With a screenplay by McMillan and Ronald Bass, “Waiting to Exhale” also starred Angela Bassett as Bernardine, a married mother of two whose husband is leaving her for his white girlfriend. Lela Rochon played Robin, who has a head for business but is clueless when it comes to finding the right man, and Devine, who has a teenage son (Donald Faison) and has caught the fancy of her new neighbor (the late Gregory Hines).
Though the book and movie were centered on the lives of African Americans, the audience for both transcended ethnic boundaries.
“I had a lot of white women who said, ‘Sweetie, you helped me get through my divorce,”’ noted McMillan. “Back in those days I got fan mail. There was no email, so my publisher would send me boxes of letters.”
Rochon noted women of every color and ethnicity have discussed the movie with her. Even before production began, she recalled, “Loretta Devine and I were walking through the airport somewhere in the Midwest, and all of these women came up to us. There was a group of Hispanic women who said, ‘I loved the book. You go, girl. I can’t wait to see the movie.’”
Bassett, who had won acclaim two years earlier for playing Tina Turner in “What’s Love Got to Do With It,” showed her range as Bernardine, a passionate, spirited woman dealing with a complex life.
“It showed women that in spite of fractured relationships, joy, peace, love and kinship are always a possibility,” said Bassett in an email interview. “It broke perception, preconception and history.”
“Waiting to Exhale” earned $81.5 million internationally. Part of its success was not only the cast and screenplay but actor Forest Whitaker, who made his feature directorial debut with the film.
“Everybody brought a different kind of magnetism and energy and beauty and class to the story,” said McMillan. " I think Forest helped bring all of that. It was beautiful to watch.”

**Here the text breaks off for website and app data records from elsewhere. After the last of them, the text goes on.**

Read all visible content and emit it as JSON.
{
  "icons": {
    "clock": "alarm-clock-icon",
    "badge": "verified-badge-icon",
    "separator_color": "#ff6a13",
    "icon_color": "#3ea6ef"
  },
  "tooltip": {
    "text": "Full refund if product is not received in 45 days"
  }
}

The four actresses immediately bonded on the set and remained friends.
“We all really liked each other in real life,” Rochon said. “There is some sort of quality we have that connected us.”
“We had bowling parties, sometimes visiting each other’s set on your day off,” noted Devine. “The set was a wonderful place to be. It was a fun shoot, and we had a great time working and living in Arizona. We worked for almost two months on the movie. It changed our lives for the better and stepped up our careers.”
A month before the film was released, the soundtrack of “Waiting to Exhale” was released featuring 17 songs composed by Kenneth “Babyface” Edmonds performed by female R&B artists such as Houston, Cece Winans, Mary J. Blige and Aretha Franklin.
The soundtrack topped the billboard charts for five weeks and the R&B charts for seven weeks. The disc was nominated for 11 Grammys with “Exhale” (Shoop Shoop),” which was sung by Houston, winning the Grammy for best R&B song.
Edmonds just didn’t compose the songs; he also wrote the lush score for “Waiting to Exhale.”
“Forest came to me,” recalled Edmonds. “I was familiar with the book. I didn’t know he was doing the movie. He talked to me about doing the music. I thought I would write a couple of songs and he said, ‘I don’t want you just to write the songs. I want you to score the film.’ I said I never have scored a film. He said, ‘You can do it. I’ll work with you.’”
Twenty years after its release, “Waiting to Exhale” has taken on a bittersweet quality because of the untimely deaths of Houston in 2012 at the age of 48 and Hines in 2003 at the age of 57.
“I had the best leading man ever,” said Devine of Hines. “Gregory had a dozen roses waiting in my room for me on my first day of work. I must have bragged about it until my face hurt. I love Whitney so much. She was down to earth, easy to laugh and always singing. We worked together on three projects. It was devastating losing them both.”
Bassett, who directed “Whitney,” the 2015 Lifetime biopic on the movie, noted, “Whitney and Gregory were both magnificent, talented and gracious creatures. He, utterly charming, and she, a force of joy.”